I have done a lot of dying in the past. The dyes would get all over my hands and I'd have blue fingers for days! The powdered dye was just as bad. If you weren't careful, you'd be inhaling the stuff. I figured that there has to be a better way, couldn't we dye things with nature? That question resulted in this experiment.
Step 1: Keeping Things Natural
Most dying processes require you to boil the fabric for a while in the dye. Rather than waste energy on that, we can harness the sun's energy to heat the water up. Ever left a glass outside and suddenly it's hot? That's exactly what you are going to do!
To get started this is what you will need:
Mason jars with screw top
Fabric for dying (cotton works best)
And that's it.
Step 2: Colour Fixer -Mordant
You can experiment with this one. Typically a mordant is added before you attempt to dye. A mordant allows the fibres to absorb the dyes better than with out. It is up to you if you want to try it or not. Without a mordant the colours are muted.
To make a mordant all you need is: vinegar (2 cups), salt (1/2 cup) per gallon water.
Place everything in a bucket or jar (including the fabric) and stick it in the sun for a few hours.
Step 3: Prep Your Materials
With your Mason jars you'll want to start collection fresh natural materials that could be used to dye. The key here is that the materials need to be fresh otherwise the colours will not come out. Anything really can be used, and sometimes what you use will surprise you.
Here's some ideas to get you started:
Yellow - onions (including red ones), dandelion heads
Green - dandelion leaves, grass
Brown - tea, coffee grounds, plant roots
Red - berries, hibiscus flowers
For this I am using black tea.
Step 4: Putting It Together
Take your wet fabric and stuff it into the Mason jar followed by your plant material you collected for dying. Screw on the lid tight and let it sit in a sunny location.
Step 5: And Wait
You can leave your fabric in for days, weeks or even months. The longer you leave the fabric in the jar, the richer the colour. You can agitate the jar every so often to ensure that the colour goes through, but you could also get a neat tie dye effect if you don't.
Try not to open up the jars. The rotting plant material can smell funky.
Step 6: Take Out and Rinse
Once you are satisfied with the colour, take the garment out and rinse well with water. Some of the colour may come out and that's ok.
For this one, coffee was used on 100% polyester. You can see that there is a notable colour difference.
*I tried to show a green dyed garment but I didn't have enough plant material (grass) and thus the colour will take a while to come out. More needs to be added.

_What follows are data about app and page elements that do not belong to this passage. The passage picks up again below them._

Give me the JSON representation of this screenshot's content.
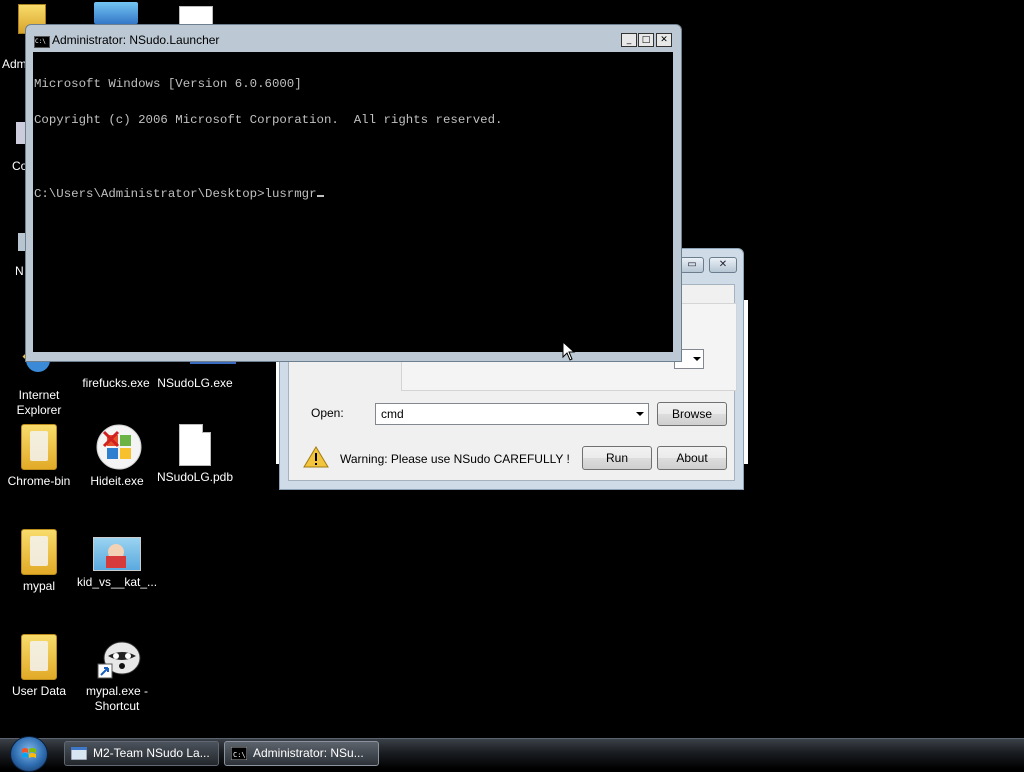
{
  "desktop": {
    "partial_labels": {
      "admin": "Adm",
      "computer": "Co",
      "network": "N"
    },
    "icons": [
      {
        "label": "Internet Explorer"
      },
      {
        "label": "firefucks.exe"
      },
      {
        "label": "NSudoLG.exe"
      },
      {
        "label": "Chrome-bin"
      },
      {
        "label": "Hideit.exe"
      },
      {
        "label": "NSudoLG.pdb"
      },
      {
        "label": "mypal"
      },
      {
        "label": "kid_vs__kat_..."
      },
      {
        "label": "User Data"
      },
      {
        "label": "mypal.exe - Shortcut"
      }
    ]
  },
  "cmd_window": {
    "title": "Administrator: NSudo.Launcher",
    "minimize": "_",
    "maximize": "□",
    "close": "✕",
    "lines": [
      "Microsoft Windows [Version 6.0.6000]",
      "Copyright (c) 2006 Microsoft Corporation.  All rights reserved.",
      "",
      "C:\\Users\\Administrator\\Desktop>lusrmgr"
    ]
  },
  "run_dialog": {
    "open_label": "Open:",
    "open_value": "cmd",
    "browse": "Browse",
    "warning": "Warning: Please use NSudo CAREFULLY !",
    "run": "Run",
    "about": "About",
    "restore_glyph": "▭",
    "close_glyph": "✕"
  },
  "taskbar": {
    "buttons": [
      {
        "label": "M2-Team NSudo La..."
      },
      {
        "label": "Administrator: NSu..."
      }
    ]
  },
  "colors": {
    "console_bg": "#000000",
    "console_text": "#c0c0c0",
    "desktop_bg": "#000000",
    "taskbar": "#1a1d21"
  }
}
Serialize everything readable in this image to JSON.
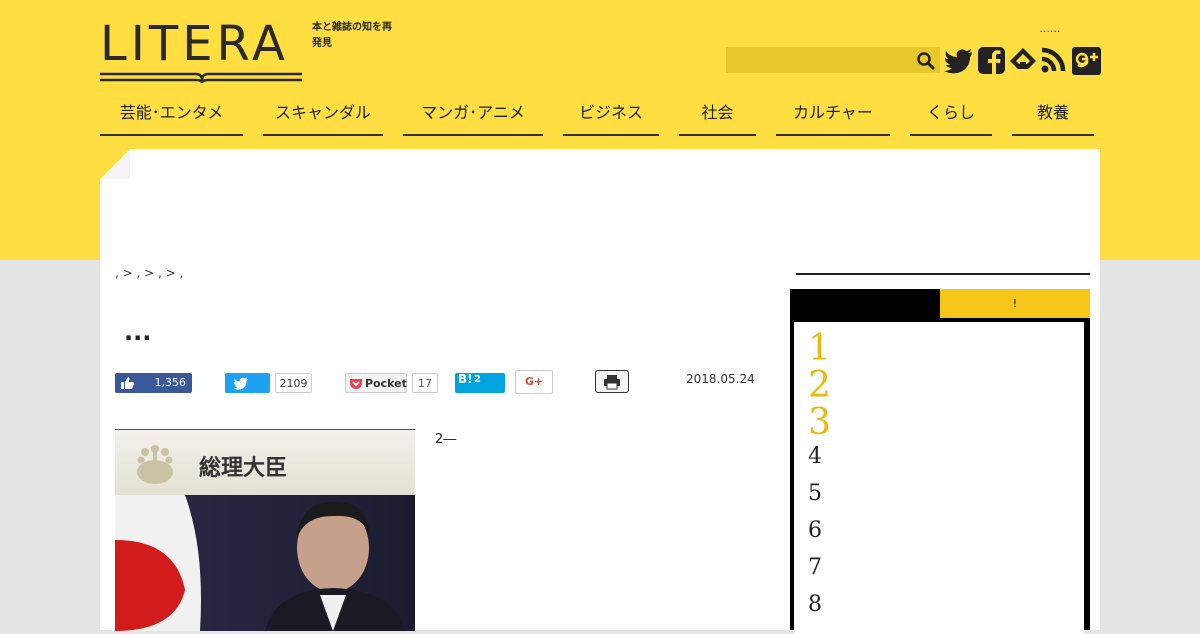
{
  "header": {
    "logo_text": "LITERA",
    "tagline": "本と雑誌の知を再発見",
    "top_links_text": "......",
    "search": {
      "placeholder": "",
      "value": ""
    }
  },
  "social_icons": [
    "twitter-icon",
    "facebook-icon",
    "feedly-icon",
    "rss-icon",
    "google-plus-icon"
  ],
  "nav": [
    {
      "label": "芸能･エンタメ"
    },
    {
      "label": "スキャンダル"
    },
    {
      "label": "マンガ･アニメ"
    },
    {
      "label": "ビジネス"
    },
    {
      "label": "社会"
    },
    {
      "label": "カルチャー"
    },
    {
      "label": "くらし"
    },
    {
      "label": "教養"
    }
  ],
  "article": {
    "breadcrumb": ", > , > , > ,",
    "title": "...",
    "date": "2018.05.24",
    "body_first_line": "2―"
  },
  "share": {
    "facebook_count": "1,356",
    "twitter_count": "2109",
    "pocket_label": "Pocket",
    "pocket_count": "17",
    "hatena_label": "B!",
    "hatena_count": "2",
    "gplus_label": "G+"
  },
  "photo": {
    "caption_heading": "総理大臣"
  },
  "sidebar": {
    "tab_left": "",
    "tab_right": "!",
    "ranks": [
      "1",
      "2",
      "3",
      "4",
      "5",
      "6",
      "7",
      "8"
    ]
  },
  "colors": {
    "brand_yellow": "#ffde42",
    "rank_gold": "#e9b90f",
    "facebook_blue": "#3b5998",
    "twitter_blue": "#1da1f2",
    "hatena_blue": "#00a4de"
  }
}
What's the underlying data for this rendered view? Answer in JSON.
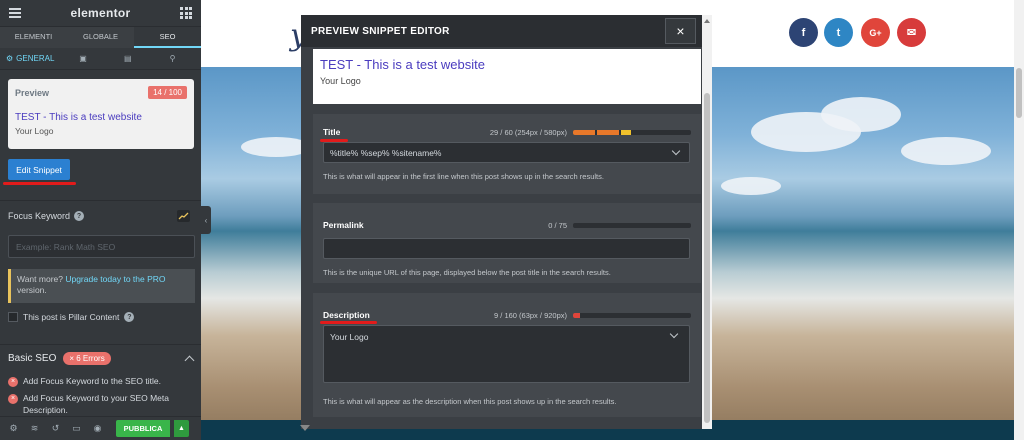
{
  "sidebar": {
    "app_name": "elementor",
    "tabs": [
      {
        "label": "ELEMENTI"
      },
      {
        "label": "GLOBALE"
      },
      {
        "label": "SEO"
      }
    ],
    "subtabs": {
      "general_label": "GENERAL"
    },
    "preview": {
      "label": "Preview",
      "score": "14 / 100",
      "title": "TEST - This is a test website",
      "url": "Your Logo"
    },
    "edit_snippet_label": "Edit Snippet",
    "focus_keyword": {
      "label": "Focus Keyword",
      "placeholder": "Example: Rank Math SEO"
    },
    "upgrade": {
      "prefix": "Want more? ",
      "link": "Upgrade today to the PRO",
      "suffix": " version."
    },
    "pillar_label": "This post is Pillar Content",
    "basic_seo": {
      "title": "Basic SEO",
      "errors_badge": "× 6 Errors",
      "items": [
        "Add Focus Keyword to the SEO title.",
        "Add Focus Keyword to your SEO Meta Description."
      ]
    },
    "publish_label": "PUBBLICA"
  },
  "modal": {
    "title": "PREVIEW SNIPPET EDITOR",
    "close_glyph": "×",
    "preview": {
      "title": "TEST - This is a test website",
      "url": "Your Logo"
    },
    "title_field": {
      "label": "Title",
      "count": "29 / 60 (254px / 580px)",
      "value": "%title% %sep% %sitename%",
      "help": "This is what will appear in the first line when this post shows up in the search results.",
      "meter_fraction": 0.48
    },
    "permalink_field": {
      "label": "Permalink",
      "count": "0 / 75",
      "value": "",
      "help": "This is the unique URL of this page, displayed below the post title in the search results.",
      "meter_fraction": 0
    },
    "description_field": {
      "label": "Description",
      "count": "9 / 160 (63px / 920px)",
      "value": "Your Logo",
      "help": "This is what will appear as the description when this post shows up in the search results.",
      "meter_fraction": 0.06
    }
  },
  "colors": {
    "accent": "#71d7f7",
    "preview_title": "#4a3cbf",
    "error": "#e9716b",
    "publish": "#39b54a",
    "annotation_red": "#e21b1b",
    "meter_orange": "#e8782a",
    "meter_yellow": "#f0c12c",
    "facebook": "#2d4474",
    "twitter": "#2e86c4",
    "google_plus": "#e0453b",
    "email": "#d73b3b"
  },
  "canvas": {
    "logo_glyph": "y",
    "social": [
      {
        "icon": "facebook-icon",
        "glyph": "f"
      },
      {
        "icon": "twitter-icon",
        "glyph": "t"
      },
      {
        "icon": "google-plus-icon",
        "glyph": "G+"
      },
      {
        "icon": "email-icon",
        "glyph": "✉"
      }
    ]
  }
}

Step 7: Enjoy!
When washing your garment use cool water with a light detergent.
You can experiment with how long you keep your garment sealed. The longer it stays in the jars, the richer colour.
Have fun with it!
Participated in the
Colors of the Rainbow Contest